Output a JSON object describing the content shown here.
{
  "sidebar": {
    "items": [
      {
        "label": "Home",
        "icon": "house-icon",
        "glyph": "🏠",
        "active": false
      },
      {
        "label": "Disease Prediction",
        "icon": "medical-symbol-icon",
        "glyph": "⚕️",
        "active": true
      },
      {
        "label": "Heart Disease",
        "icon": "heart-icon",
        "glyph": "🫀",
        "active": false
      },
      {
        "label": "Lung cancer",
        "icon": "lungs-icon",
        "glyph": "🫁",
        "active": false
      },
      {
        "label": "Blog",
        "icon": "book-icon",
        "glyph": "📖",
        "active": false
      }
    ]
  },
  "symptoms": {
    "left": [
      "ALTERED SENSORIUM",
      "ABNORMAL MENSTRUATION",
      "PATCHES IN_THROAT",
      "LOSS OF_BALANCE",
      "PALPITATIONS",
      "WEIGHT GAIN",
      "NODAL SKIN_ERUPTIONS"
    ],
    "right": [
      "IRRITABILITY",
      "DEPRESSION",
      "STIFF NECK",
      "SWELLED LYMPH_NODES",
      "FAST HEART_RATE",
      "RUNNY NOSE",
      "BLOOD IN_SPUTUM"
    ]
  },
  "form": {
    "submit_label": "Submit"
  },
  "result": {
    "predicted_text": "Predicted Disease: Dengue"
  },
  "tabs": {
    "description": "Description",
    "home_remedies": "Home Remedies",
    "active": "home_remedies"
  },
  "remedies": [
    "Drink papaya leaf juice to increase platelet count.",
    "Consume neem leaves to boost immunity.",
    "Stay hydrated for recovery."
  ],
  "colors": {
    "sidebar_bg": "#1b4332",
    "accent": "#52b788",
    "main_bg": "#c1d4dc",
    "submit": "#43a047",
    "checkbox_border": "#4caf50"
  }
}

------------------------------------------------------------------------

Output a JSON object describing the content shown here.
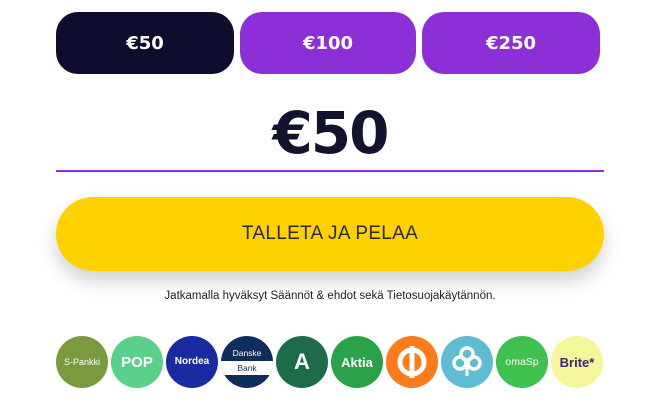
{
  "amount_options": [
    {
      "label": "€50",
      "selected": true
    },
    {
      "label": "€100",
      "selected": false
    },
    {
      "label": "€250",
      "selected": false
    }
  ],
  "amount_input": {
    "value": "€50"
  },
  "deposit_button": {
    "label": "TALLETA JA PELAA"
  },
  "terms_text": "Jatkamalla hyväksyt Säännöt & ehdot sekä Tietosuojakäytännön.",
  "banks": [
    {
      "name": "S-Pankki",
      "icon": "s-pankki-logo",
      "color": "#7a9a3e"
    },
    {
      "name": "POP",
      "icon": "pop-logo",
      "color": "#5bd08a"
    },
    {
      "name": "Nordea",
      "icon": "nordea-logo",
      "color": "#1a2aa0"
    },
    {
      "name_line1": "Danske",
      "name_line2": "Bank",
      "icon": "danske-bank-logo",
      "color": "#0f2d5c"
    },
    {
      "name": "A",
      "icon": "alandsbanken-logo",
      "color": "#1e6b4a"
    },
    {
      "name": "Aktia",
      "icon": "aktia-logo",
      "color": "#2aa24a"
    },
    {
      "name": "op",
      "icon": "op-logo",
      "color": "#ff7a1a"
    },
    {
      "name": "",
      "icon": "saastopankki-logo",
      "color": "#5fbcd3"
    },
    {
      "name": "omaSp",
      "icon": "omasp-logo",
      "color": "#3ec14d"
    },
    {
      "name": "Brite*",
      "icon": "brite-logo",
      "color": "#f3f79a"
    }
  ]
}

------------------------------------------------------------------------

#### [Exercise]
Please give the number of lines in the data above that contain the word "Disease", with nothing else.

#### [Answer to the exercise]
3